→ Work item: Copy each line of the entries below that contains the string "file".

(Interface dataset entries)

....

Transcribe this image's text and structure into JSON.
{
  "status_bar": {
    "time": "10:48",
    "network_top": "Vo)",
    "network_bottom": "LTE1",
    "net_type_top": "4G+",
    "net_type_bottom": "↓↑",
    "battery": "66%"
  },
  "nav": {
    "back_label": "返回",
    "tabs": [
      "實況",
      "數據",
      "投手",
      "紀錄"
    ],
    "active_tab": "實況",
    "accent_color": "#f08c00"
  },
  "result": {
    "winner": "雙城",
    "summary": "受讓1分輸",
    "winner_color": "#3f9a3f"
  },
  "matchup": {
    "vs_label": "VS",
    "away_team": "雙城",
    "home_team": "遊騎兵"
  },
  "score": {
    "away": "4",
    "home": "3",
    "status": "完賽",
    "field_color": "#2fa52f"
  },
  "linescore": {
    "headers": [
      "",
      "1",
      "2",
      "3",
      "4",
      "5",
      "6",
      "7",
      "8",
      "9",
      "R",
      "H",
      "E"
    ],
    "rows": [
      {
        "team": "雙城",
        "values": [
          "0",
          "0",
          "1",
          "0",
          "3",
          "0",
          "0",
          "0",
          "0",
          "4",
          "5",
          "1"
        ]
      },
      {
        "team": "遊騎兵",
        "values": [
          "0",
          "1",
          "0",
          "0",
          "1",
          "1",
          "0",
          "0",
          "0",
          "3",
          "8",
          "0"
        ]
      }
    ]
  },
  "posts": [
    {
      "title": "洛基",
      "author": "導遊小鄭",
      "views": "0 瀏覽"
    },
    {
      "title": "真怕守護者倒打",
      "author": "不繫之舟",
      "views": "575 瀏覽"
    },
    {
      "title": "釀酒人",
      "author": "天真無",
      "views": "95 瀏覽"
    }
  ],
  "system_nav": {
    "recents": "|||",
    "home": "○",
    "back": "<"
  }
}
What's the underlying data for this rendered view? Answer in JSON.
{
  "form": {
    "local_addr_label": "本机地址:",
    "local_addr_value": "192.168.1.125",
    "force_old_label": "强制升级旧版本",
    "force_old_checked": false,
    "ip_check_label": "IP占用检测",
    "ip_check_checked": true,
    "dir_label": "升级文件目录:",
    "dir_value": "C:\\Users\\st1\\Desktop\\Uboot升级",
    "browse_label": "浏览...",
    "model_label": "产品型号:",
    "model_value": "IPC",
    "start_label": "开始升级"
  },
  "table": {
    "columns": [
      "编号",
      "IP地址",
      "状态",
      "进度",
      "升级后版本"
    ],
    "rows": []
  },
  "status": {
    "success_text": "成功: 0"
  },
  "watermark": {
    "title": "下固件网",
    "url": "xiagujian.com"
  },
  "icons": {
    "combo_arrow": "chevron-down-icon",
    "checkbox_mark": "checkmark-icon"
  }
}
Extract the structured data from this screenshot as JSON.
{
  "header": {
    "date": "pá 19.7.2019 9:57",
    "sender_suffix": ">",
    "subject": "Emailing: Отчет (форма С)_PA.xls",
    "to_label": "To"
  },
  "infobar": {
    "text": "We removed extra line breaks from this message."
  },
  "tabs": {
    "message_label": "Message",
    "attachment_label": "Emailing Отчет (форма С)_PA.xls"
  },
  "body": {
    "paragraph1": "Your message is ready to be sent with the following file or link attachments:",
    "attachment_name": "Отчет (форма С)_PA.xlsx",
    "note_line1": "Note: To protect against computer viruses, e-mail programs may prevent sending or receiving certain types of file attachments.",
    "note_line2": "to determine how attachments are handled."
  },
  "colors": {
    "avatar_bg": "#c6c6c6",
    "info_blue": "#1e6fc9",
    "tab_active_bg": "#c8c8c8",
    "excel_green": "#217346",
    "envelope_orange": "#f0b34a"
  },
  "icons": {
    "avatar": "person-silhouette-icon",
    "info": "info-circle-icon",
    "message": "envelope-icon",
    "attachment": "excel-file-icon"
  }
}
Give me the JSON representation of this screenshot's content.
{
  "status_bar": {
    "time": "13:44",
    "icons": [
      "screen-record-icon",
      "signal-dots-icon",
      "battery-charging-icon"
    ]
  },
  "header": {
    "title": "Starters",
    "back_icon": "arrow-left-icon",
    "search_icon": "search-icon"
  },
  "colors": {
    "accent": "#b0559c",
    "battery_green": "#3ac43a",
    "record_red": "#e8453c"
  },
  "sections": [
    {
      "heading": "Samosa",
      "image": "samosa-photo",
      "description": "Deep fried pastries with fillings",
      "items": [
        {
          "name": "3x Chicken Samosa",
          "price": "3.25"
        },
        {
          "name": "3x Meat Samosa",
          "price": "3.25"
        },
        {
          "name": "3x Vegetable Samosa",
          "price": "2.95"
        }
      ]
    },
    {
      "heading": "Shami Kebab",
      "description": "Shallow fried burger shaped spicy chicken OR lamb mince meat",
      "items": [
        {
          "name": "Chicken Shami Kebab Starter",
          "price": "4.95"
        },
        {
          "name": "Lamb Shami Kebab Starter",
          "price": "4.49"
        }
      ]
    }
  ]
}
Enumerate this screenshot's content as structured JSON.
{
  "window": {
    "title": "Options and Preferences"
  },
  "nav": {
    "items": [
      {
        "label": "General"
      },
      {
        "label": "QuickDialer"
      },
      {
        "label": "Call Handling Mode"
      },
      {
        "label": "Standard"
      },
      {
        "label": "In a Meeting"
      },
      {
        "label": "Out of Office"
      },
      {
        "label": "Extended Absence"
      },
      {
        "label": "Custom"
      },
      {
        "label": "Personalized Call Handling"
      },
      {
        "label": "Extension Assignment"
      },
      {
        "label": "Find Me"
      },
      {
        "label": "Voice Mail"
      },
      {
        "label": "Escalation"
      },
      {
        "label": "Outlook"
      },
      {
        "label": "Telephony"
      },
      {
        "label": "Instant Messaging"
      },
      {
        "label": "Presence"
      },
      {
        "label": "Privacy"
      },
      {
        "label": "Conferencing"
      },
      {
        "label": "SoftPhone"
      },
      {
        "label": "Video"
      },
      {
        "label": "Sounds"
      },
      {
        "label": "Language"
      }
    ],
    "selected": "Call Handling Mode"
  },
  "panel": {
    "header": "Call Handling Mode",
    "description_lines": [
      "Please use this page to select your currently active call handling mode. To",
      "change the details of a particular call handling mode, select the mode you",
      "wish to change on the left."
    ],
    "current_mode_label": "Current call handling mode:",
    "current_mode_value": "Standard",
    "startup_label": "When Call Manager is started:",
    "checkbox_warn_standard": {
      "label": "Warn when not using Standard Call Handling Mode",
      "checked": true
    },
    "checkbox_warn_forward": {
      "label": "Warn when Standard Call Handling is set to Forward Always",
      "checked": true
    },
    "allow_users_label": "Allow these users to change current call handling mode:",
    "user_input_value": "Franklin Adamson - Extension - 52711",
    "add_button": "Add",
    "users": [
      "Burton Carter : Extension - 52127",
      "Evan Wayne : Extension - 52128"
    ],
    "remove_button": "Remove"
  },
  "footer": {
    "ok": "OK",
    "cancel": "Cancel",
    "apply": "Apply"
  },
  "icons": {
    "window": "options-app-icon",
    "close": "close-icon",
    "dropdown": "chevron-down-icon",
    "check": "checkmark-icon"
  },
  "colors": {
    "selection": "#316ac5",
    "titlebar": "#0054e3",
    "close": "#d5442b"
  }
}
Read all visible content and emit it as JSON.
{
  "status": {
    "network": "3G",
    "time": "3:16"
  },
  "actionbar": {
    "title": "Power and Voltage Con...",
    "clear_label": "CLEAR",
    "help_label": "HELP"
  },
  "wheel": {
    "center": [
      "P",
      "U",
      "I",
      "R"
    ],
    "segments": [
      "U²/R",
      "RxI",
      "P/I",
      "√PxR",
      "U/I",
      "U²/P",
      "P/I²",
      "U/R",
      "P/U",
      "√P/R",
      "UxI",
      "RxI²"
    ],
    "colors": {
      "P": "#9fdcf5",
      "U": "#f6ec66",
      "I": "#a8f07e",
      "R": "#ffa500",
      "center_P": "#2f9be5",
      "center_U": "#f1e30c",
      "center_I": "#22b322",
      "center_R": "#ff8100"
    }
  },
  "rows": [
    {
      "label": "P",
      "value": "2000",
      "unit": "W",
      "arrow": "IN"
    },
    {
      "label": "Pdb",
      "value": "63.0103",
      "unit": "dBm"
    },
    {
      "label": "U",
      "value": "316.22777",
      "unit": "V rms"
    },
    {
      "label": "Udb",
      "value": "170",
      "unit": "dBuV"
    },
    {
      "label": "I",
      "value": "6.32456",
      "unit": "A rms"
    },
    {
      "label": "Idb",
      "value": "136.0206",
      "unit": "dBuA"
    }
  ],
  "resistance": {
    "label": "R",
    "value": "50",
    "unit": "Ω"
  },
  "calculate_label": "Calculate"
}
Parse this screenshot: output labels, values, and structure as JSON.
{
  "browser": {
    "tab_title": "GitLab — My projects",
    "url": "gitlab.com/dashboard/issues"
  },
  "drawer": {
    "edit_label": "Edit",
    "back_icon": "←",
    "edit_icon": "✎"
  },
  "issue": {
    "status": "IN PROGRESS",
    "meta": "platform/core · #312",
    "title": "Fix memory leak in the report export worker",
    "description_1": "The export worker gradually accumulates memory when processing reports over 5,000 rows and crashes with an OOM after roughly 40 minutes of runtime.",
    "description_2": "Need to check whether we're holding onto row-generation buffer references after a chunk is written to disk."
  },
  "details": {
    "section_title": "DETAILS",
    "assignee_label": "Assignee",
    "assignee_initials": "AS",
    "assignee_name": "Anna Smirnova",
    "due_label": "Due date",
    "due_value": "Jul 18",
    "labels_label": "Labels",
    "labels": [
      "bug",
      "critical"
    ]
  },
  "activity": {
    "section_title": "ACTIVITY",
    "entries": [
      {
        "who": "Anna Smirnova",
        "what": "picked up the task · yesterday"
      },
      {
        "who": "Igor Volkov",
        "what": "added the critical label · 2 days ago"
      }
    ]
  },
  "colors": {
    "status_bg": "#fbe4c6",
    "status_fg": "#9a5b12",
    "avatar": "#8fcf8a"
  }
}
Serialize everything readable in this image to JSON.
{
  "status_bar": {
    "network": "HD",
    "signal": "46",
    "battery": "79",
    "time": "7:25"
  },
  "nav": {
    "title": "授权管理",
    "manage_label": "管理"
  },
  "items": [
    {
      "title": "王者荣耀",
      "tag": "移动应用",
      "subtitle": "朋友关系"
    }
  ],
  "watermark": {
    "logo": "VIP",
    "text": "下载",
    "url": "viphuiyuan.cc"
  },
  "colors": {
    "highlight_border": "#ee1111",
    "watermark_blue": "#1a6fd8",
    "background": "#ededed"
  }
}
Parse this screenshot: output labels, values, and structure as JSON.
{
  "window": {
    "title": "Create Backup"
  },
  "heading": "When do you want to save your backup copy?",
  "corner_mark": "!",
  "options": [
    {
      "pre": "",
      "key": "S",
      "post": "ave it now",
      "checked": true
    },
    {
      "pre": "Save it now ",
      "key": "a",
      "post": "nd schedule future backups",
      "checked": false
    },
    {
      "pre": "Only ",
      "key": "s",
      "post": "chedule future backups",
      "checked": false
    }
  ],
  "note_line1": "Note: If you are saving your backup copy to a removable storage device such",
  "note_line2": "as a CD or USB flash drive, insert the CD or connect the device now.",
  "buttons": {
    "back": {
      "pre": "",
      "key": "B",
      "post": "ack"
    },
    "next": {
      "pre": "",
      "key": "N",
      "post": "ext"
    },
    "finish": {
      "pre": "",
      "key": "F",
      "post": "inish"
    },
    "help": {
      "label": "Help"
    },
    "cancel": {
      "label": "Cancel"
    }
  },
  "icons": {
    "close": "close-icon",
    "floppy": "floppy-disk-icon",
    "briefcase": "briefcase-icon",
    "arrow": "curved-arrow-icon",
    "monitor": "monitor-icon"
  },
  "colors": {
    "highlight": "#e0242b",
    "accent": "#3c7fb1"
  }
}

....

→ Answer to this exercise:
    "paragraph1": "Your message is ready to be sent with the following file or link attachments:",
    "note_line1": "Note: To protect against computer viruses, e-mail programs may prevent sending or receiving certain types of file attachments.",
    "attachment": "excel-file-icon"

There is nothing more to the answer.